End-to-End Hypermedia: Choosing a Media Type

So you’ve decided to make the leap and build a hypermedia-rich API. Hopefully, this decision came from necessity and not boredom, but that’s a post for another day.

At this point, you’re presented with a bit of a problem. You have 3 main options for choosing/designing a media type:

  • Pick a standard
  • Design your own
  • Extend a standard

As much as possible, I’d try to go with a standards-based approach. People with much more time on their hands and much more passion for you have thought about these problems for years, and probably have thought about more scenarios than you’re thinking of right now.

Instead of choosing media types in a vacuum, how would one compare the capabilities and intentions of one media type versus another? One way is simply to look at the design goals of a media type. Another is to objectively measure the level of hypermedia support and sophistication of a media type, with H Factor:

The H Factor of a media-type is a measurement of the level of hypermedia support and sophistication of a media-type. H Factor values can be used to compare and contrast media types in order to aid in selecting the proper media-type(s) for your implementation.

H-Factor looks at two types of support, links and control data, and different factors inside those.

For example, HTML supports:

  • Embedding links
  • Outbound links
  • Templated queries (a FORM with GET)
  • Non-idempotent updates (a FORM with POST)
  • Control data for update requests
  • Control data for interface methods (POST vs GET)
  • Control data for links (link relations – rel attribute)

But doesn’t support:

  • Control data for read requests – links can’t contain accept headers, for example
  • Support for idempotent updates – you have to use XHR for PUT/DELETE

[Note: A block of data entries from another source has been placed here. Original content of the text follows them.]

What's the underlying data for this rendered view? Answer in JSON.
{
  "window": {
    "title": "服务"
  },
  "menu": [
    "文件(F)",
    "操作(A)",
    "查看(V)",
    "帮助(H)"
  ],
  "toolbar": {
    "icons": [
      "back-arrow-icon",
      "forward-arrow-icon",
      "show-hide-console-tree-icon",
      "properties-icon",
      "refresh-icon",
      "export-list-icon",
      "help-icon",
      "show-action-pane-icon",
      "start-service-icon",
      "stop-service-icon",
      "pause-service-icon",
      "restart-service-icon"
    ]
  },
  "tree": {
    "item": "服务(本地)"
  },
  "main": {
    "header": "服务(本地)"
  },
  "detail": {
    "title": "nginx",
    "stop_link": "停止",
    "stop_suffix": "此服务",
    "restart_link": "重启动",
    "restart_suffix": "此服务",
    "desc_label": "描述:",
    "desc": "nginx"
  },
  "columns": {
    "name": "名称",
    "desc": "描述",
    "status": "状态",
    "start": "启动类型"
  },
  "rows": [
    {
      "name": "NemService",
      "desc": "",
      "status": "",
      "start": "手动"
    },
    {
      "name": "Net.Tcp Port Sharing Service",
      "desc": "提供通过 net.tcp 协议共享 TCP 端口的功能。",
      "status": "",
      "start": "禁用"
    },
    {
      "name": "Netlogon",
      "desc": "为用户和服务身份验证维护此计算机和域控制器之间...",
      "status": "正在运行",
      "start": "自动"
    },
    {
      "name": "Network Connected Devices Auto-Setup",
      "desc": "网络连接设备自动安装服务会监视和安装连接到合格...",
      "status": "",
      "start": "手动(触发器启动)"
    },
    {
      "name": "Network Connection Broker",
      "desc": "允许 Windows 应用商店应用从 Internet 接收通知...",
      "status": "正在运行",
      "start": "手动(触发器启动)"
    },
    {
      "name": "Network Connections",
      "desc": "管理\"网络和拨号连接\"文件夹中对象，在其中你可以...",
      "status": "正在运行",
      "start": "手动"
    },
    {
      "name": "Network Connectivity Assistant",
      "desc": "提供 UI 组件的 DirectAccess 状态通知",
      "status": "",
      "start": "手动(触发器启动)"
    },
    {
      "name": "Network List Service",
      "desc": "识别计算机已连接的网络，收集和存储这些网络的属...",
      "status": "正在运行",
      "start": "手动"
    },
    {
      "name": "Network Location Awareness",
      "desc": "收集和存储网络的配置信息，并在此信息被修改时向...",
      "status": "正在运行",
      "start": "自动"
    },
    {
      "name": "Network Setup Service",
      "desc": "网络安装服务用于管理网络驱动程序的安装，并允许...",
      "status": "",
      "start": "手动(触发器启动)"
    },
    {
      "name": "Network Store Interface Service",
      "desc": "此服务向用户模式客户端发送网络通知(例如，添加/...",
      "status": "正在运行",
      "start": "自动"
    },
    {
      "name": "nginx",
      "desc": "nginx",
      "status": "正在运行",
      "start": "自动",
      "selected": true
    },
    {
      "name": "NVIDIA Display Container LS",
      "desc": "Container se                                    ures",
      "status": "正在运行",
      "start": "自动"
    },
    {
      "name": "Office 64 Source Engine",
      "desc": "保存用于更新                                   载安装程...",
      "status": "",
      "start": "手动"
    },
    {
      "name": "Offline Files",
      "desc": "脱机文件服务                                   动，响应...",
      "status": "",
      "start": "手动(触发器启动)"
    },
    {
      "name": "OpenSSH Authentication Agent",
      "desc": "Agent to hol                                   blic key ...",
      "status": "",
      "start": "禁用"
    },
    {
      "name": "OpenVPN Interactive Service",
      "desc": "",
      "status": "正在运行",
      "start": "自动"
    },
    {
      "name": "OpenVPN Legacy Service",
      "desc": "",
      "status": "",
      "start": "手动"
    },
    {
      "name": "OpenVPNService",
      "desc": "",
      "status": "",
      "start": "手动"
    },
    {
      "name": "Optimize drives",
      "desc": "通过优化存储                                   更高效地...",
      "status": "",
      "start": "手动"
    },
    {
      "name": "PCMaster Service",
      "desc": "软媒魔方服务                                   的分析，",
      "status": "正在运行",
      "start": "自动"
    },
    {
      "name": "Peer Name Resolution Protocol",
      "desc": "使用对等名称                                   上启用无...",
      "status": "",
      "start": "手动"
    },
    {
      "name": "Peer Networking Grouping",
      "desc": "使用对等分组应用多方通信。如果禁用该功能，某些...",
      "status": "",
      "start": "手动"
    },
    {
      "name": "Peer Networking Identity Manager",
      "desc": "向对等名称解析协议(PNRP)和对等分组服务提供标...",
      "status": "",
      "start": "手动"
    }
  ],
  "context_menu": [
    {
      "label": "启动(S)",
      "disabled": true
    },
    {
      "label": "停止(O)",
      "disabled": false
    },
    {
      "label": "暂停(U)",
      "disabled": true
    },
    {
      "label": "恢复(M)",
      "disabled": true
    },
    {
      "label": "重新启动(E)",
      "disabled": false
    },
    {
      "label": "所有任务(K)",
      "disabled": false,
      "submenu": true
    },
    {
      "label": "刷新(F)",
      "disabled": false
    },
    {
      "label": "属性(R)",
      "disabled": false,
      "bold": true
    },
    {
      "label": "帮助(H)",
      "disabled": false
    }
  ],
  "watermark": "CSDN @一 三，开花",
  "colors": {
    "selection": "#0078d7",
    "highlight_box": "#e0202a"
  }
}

With the quantitative and qualitative aspects factored in with client needs, you’ll have what you need to pick a media type. Unless you’ve already decided that this is all way too complex and run back to POJSOs, which is still perfectly acceptable.

Making the choice

There are a *ton* of popular, widely used, hypermedia-rich media types out there:

And probably a dozen others. At this point, just be warned, you’ll probably spend upwards of a week or so to decide which variant you like best based on your client’s needs. You also don’t need to decide a single media type – you can use collection+json for collections of things, and HAL for single entities if you like.

One other thing I found is no single media type had all the pieces I needed. In my real-world example, I chose collection+json because my client mainly displayed collections of things. Show a table, click an item, then display a single thing with a table of related things. It didn’t need PUT/DELETE support, or some of the other control data. I just needed control data for links and a way to distinguish queries versus forms.

But collection+json didn’t *quite* have all the things I needed, so I wound up extending it for my own purposes, which I’ll go into in the next post.

End-to-End Hypermedia: Making the Leap